“I love them,” senior Kendall Gibson said. “I participate in a lot. When I was a freshman I didn’t really do much, but then when I was a sophomore I signed for everything. Junior year I picked out what I liked; senior year I don’t really have time to do as much, but I mainly do lots of theatre stuff, manage sports, and I do writing stuff.”
“They’re definitely the most important part of my day,” Saleh said, who plays one sport each season. “It takes off of school work, and it’s something where you learn, have good experiences with your friends, get in shape, have fun – all that.”
“I think they’re a great way to get away from the stress of school,” fellow freshman Arman Azad said. “But unfortunately some of them – like a musical or an extracurricular class – do have their own stress that comes along with them… but the difference is that it’s something you enjoy, so it’s something you go out of your way to sign up for, so that stress is something you sign up for… so it’s more manageable.”
It’s said that time flies when you’re having fun, but does that mean the stress melts away, too? Beimnet Shitaye, freshman, replied in the affirmative.
“If you love something, it’s definitely less of an issue and more of a way to get out of being stressed out about schoolwork and stuff,” Shitaye said.
“Do what you love; don’t [waste time] with things that you think colleges want to see,” Pierce advised. “If you like to write, do writing clubs; if you like sports, then go out for all the teams. But don’t be in the Broadcasting Club if you’re actually a basketball player because you think colleges will like to see it. It’s just not worth your time.”
“If I were looking at students from Flint Hill as a college officer,” said Ayers, “I would be looking to see if they had a good balance of extracurricular [activities] and service, perhaps athletics or some other endeavors, arts – not just academics.”
“Students should definitely get involved. High school’s just not going to be as enjoyable if they don’t,” Goldstein said. “It’s easy to get hyper-involved because there are so many exciting things. Pick what works for you; pick what’s the most interesting. Do the right amount that works for you, and do them because you enjoy them.”
“You don’t want to let your group down,” Gibson said, “so you have to make sure that you choose the right [number of activities] and balance it out.”
Shitaye said, “If you learn how to balance different activities when you’re younger, you will be able to do better in life later on.”
All those interviewed articulated an agreement upon one opinion: finding the balance is what high school is about, whether it be finding the balance between work and play, school and sport, sports and arts, passion and obligation.
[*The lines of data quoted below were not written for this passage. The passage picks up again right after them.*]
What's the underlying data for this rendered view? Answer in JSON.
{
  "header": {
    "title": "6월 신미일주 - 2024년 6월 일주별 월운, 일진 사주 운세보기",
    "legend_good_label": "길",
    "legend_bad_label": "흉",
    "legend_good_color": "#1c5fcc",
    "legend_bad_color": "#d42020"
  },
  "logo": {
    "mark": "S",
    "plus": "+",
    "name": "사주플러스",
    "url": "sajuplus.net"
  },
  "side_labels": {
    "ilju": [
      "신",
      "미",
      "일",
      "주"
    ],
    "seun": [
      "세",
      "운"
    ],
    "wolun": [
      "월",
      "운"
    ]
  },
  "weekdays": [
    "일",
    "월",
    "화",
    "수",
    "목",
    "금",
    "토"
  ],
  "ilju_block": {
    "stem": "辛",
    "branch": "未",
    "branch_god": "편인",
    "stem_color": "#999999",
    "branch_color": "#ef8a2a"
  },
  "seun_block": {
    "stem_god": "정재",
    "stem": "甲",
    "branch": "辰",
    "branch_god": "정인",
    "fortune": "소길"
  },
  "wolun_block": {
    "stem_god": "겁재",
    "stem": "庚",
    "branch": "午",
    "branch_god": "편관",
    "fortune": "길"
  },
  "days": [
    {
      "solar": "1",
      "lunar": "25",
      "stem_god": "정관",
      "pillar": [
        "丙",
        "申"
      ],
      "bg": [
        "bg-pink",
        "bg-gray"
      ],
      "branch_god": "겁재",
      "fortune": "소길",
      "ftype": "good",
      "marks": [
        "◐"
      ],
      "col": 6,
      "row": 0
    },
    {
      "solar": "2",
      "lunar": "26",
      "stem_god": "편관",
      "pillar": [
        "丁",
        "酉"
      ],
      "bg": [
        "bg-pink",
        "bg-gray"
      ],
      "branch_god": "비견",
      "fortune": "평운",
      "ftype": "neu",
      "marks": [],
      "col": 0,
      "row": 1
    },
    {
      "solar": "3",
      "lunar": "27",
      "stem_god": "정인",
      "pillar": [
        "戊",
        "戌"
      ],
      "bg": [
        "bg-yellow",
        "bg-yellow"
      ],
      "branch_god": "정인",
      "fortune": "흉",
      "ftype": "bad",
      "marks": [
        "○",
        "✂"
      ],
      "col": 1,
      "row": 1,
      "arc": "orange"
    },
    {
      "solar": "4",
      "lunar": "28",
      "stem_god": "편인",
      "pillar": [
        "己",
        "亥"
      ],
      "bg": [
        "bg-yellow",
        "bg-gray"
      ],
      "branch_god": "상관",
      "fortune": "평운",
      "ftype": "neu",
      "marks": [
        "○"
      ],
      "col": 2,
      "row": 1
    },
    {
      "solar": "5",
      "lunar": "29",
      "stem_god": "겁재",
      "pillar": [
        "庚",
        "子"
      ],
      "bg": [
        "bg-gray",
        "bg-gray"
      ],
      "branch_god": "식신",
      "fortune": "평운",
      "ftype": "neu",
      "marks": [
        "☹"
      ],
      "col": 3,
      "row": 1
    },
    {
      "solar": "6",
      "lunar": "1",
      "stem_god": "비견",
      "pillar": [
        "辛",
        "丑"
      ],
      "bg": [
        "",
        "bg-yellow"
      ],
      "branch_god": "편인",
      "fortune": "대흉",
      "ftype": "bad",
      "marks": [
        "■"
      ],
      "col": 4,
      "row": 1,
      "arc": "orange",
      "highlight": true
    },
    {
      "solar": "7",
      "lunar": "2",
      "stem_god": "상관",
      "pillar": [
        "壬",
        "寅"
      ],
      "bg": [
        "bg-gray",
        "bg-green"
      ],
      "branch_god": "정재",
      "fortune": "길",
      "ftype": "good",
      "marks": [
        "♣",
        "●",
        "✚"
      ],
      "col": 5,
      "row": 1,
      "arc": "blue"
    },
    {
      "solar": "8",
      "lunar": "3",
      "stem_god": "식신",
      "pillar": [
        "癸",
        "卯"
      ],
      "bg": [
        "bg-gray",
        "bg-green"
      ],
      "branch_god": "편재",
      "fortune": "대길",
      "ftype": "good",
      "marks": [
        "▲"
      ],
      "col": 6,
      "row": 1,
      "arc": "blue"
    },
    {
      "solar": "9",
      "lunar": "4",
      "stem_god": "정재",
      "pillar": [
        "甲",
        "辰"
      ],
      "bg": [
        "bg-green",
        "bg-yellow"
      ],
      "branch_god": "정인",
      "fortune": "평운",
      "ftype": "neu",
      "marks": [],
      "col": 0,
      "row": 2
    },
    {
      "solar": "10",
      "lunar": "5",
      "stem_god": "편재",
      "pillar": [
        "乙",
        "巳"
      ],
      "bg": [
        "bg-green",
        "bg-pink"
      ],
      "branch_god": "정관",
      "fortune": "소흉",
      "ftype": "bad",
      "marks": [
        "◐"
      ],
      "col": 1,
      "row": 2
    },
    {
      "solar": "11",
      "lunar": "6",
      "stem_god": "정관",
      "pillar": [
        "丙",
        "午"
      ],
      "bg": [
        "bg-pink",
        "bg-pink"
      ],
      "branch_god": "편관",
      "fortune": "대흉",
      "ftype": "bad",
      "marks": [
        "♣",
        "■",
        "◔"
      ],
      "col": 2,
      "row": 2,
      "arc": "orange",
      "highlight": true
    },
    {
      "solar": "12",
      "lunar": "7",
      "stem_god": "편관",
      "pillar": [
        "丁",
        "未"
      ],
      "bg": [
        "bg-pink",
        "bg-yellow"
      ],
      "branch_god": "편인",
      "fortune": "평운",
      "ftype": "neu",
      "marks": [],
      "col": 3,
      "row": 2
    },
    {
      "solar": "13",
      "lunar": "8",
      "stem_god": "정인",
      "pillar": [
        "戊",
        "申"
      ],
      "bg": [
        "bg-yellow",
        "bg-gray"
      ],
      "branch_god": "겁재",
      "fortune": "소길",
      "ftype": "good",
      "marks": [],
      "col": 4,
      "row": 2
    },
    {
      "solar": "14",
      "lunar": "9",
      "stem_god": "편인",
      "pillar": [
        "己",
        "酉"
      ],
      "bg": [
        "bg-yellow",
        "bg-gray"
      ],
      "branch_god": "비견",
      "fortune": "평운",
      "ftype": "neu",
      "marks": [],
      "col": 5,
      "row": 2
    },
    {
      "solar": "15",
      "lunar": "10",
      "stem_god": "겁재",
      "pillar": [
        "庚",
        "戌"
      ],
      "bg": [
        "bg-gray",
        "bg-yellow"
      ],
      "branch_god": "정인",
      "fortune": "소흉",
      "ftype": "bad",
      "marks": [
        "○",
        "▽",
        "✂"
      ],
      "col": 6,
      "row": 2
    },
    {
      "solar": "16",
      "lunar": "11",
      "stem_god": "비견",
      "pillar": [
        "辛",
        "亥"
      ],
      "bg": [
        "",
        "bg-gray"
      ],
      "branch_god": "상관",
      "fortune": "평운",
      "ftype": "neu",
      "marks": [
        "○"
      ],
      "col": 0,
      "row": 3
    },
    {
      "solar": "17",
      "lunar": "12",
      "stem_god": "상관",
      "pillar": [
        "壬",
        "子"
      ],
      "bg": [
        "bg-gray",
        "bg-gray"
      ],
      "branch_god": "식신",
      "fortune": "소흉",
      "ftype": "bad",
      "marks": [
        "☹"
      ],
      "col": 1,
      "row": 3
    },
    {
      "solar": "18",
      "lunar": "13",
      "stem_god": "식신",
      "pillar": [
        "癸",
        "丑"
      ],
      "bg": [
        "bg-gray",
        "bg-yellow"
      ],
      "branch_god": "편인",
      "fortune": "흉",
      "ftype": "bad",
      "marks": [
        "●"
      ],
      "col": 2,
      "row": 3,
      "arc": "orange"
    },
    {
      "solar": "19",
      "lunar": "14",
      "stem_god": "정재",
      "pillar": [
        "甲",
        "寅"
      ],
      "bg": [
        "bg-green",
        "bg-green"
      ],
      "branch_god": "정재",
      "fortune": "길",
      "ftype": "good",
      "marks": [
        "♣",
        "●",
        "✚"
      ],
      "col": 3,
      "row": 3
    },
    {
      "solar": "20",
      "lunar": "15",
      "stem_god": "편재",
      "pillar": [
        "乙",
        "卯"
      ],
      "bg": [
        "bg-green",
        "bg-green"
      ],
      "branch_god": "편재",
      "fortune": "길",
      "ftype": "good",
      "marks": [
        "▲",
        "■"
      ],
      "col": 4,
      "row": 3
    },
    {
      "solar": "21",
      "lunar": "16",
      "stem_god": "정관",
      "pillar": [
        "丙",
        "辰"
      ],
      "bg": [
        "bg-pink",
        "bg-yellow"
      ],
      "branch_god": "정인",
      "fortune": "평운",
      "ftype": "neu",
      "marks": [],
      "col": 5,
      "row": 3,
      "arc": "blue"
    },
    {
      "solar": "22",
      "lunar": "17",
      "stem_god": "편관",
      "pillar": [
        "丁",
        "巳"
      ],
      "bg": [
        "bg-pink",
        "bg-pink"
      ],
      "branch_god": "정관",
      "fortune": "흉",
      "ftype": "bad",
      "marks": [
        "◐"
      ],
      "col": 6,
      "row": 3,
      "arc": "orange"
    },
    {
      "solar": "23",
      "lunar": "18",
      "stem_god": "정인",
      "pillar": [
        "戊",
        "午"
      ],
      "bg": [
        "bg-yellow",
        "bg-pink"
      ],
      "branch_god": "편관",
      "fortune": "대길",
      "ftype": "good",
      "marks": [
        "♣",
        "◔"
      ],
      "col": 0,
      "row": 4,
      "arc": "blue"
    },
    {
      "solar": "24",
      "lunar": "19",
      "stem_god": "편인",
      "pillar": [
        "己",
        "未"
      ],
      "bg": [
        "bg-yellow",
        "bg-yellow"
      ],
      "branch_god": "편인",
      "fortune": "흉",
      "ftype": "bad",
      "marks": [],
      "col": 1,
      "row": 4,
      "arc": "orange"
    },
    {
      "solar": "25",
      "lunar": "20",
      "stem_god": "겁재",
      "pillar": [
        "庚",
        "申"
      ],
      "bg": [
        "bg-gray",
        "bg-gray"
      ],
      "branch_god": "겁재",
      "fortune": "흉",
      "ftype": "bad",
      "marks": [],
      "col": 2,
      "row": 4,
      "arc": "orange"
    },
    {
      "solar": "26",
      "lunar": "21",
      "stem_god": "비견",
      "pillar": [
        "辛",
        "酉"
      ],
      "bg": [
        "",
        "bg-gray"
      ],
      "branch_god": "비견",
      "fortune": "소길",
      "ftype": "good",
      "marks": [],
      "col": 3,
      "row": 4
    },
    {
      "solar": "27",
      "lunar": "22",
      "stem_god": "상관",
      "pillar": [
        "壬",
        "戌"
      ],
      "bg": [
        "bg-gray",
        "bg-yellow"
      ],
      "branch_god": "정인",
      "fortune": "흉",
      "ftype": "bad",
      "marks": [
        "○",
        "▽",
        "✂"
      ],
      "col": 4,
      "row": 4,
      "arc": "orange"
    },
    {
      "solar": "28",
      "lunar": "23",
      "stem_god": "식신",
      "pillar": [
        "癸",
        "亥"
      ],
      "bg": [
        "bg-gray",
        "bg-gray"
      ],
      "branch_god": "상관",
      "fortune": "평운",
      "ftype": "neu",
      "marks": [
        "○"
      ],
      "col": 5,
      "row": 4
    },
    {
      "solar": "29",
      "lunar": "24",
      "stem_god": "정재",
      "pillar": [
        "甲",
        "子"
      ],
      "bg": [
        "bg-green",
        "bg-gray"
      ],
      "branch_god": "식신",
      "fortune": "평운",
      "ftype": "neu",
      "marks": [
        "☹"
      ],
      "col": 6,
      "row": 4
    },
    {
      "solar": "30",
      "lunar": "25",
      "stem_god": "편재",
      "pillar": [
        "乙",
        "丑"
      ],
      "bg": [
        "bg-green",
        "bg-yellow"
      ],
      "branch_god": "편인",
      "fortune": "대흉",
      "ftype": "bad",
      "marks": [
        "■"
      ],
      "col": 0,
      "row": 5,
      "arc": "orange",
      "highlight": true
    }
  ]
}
Flint Hill offers many opportunities to discover a calling in any or all of the above, but it remains the students’ responsibility to listen for it and realize it for themselves.
Scherer is a journalism student at The Flint Hill School. The program regularly submits stories on local issues by its students. You can read all of them by following this link.